The Epitome of Symbiosis


“Twas a swell format and a useful prompt. Let’s create a replacement for ourselves, hmm?

Letters of Recommendation

Here are excerpts from an e-mail that the college counselors send annually, as a service to all teachers in the Huge School. (I resisted the temptation to modify the text, except to compact bullet points into paragraph form.)

“You should describe the student within the context of your classroom:  communication skills, student-produced papers or research of note, curiosity, class participation, attitudes towards learning, academic potential. Think about a student’s: verbal and writing skills; ability to think on his/her feet; academic performance over the length of the course; leadership, organizational, coping, socialization skills; maturity level; and overall character. *

We have told students to give you a stamped, addressed envelope for each college so that you can mail your letter of recommendation directly to the college/university. Some faculty feel comfortable sharing a copy of their letter with students while others will let students read their letter prior to its being mailed.  Still other faculty refrain from sharing the contents of their letters with students.  The choice is up to you.  For your information, neither of us advises sharing letters with students. **

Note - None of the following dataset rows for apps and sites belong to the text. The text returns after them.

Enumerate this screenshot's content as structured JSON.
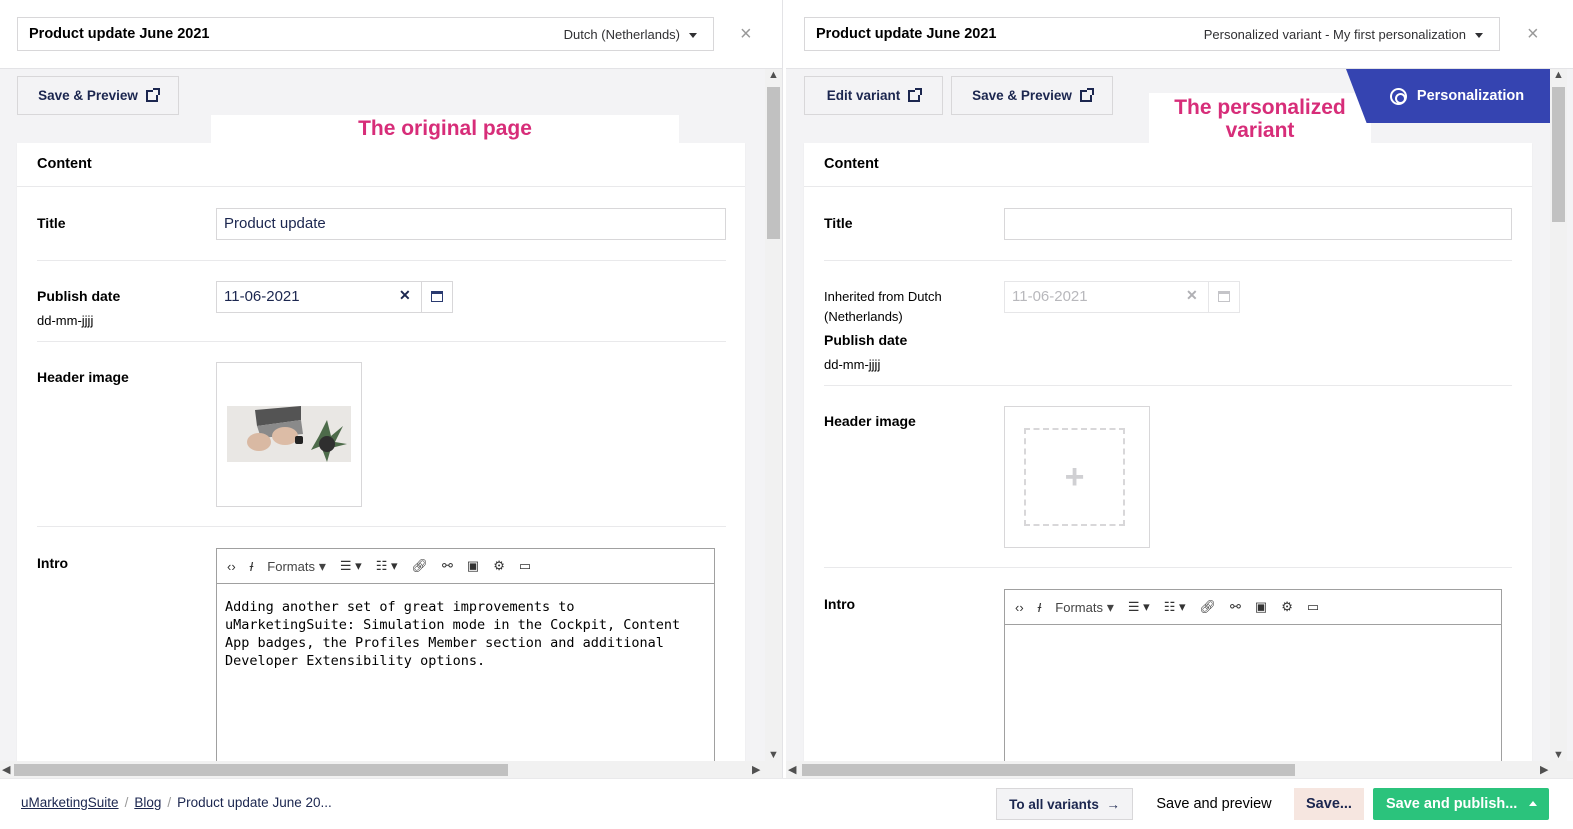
{
  "left": {
    "name": "Product update June 2021",
    "variant": "Dutch (Netherlands)",
    "save_preview": "Save & Preview",
    "callout": "The original page",
    "content_header": "Content",
    "title_label": "Title",
    "title_value": "Product update",
    "publish_label": "Publish date",
    "date_format": "dd-mm-jjjj",
    "date_value": "11-06-2021",
    "header_image_label": "Header image",
    "intro_label": "Intro",
    "formats": "Formats",
    "intro_text": "Adding another set of great improvements to uMarketingSuite: Simulation mode in the Cockpit, Content App badges, the Profiles Member section and additional Developer Extensibility options."
  },
  "right": {
    "name": "Product update June 2021",
    "variant": "Personalized variant - My first personalization",
    "edit_variant": "Edit variant",
    "save_preview": "Save & Preview",
    "callout_line1": "The personalized",
    "callout_line2": "variant",
    "personalization": "Personalization",
    "content_header": "Content",
    "title_label": "Title",
    "inherited_line1": "Inherited from Dutch",
    "inherited_line2": "(Netherlands)",
    "publish_label": "Publish date",
    "date_format": "dd-mm-jjjj",
    "date_value": "11-06-2021",
    "header_image_label": "Header image",
    "intro_label": "Intro",
    "formats": "Formats"
  },
  "footer": {
    "crumb1": "uMarketingSuite",
    "crumb2": "Blog",
    "crumb3": "Product update June 20...",
    "to_all_variants": "To all variants",
    "save_and_preview": "Save and preview",
    "save": "Save...",
    "save_publish": "Save and publish..."
  },
  "colors": {
    "accent": "#3544b1",
    "callout": "#d72d79",
    "publish": "#2bc37c"
  }
}
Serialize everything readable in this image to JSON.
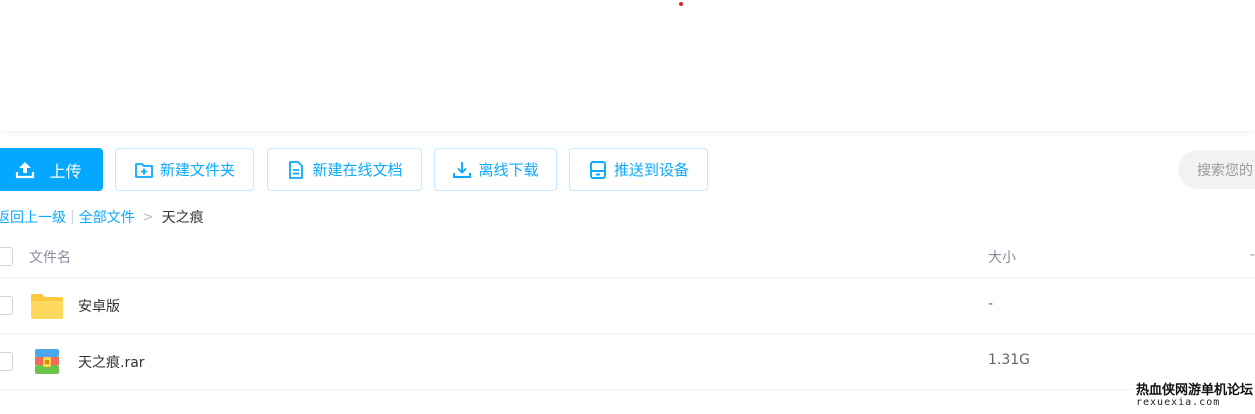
{
  "toolbar": {
    "upload_label": "上传",
    "new_folder_label": "新建文件夹",
    "new_doc_label": "新建在线文档",
    "offline_download_label": "离线下载",
    "push_device_label": "推送到设备"
  },
  "search": {
    "placeholder": "搜索您的"
  },
  "breadcrumb": {
    "back": "返回上一级",
    "separator": "|",
    "all_files": "全部文件",
    "arrow": ">",
    "current": "天之痕"
  },
  "table": {
    "headers": {
      "name": "文件名",
      "size": "大小",
      "more": "-"
    },
    "rows": [
      {
        "name": "安卓版",
        "size": "-",
        "icon": "folder-icon"
      },
      {
        "name": "天之痕.rar",
        "size": "1.31G",
        "icon": "archive-icon"
      }
    ]
  },
  "watermark": {
    "line1": "热血侠网游单机论坛",
    "line2": "rexuexia.com"
  },
  "colors": {
    "accent": "#06a7ff",
    "folder": "#ffd34d",
    "border": "#c3eaff"
  }
}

Students have been advised to give you a minimum of three weeks to write your letter.  If you need more time, insist on it before agreeing to write the recommendation. You may want a student to give you a resume OR the BHS Teacher / Counselor Recommendation Form before writing your letter.  It isn’t necessary for you to comment on a student’s extra-curricular activities in your letter; rather, include specific anecdotal references about the student when they were in your class. If you don’t feel comfortable writing a recommendation for a student – or if you don’t have the time – please tell the student in a clear and non-threatening manner. It would be far better for a student to face some minor rejection now and then seek out someone else who could write a stronger letter than to count on you and then have you unable to write an effective letter.” ***

* Many of those items fall under the category of… engagement.

** All envelopes I’ve received are addressed; some have postage attached; some have a return address. Some requests are verbal, and some requestees (?) have indicated a deadline. Not a pretty melange. I have a life, you know.

*** I always set out to write a very good letter for each Senior who needs one; I never write overtly negative statements.

Please. Help me to help you help me help you.